_BRIEF_
For each line below that holds the word "boot", make a copy.
*** Opening of RECORD EXCERPTS ***
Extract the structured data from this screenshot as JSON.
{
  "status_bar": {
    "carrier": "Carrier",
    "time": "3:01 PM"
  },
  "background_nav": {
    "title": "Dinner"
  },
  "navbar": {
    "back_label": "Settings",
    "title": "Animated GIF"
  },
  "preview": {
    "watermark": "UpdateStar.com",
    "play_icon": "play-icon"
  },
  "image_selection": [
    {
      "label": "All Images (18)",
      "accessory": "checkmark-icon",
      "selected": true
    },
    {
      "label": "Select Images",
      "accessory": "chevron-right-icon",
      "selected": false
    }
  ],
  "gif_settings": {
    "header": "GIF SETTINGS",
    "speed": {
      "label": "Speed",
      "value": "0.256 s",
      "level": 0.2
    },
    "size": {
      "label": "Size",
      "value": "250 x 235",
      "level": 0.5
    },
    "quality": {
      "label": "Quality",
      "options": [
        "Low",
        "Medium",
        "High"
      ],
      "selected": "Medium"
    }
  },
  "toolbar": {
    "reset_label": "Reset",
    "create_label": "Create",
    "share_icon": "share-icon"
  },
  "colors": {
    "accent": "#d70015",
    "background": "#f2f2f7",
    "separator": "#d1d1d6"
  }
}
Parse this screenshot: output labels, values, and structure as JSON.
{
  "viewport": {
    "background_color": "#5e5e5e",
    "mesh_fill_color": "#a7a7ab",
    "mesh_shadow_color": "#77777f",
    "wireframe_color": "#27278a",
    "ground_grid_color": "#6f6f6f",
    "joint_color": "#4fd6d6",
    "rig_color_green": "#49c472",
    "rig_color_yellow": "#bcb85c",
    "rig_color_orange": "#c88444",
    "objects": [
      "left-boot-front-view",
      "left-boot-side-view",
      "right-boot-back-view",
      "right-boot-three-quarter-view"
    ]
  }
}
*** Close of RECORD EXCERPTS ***
_RESULT OF THIS TASK_
      "left-boot-front-view",
      "left-boot-side-view",
      "right-boot-back-view",
      "right-boot-three-quarter-view"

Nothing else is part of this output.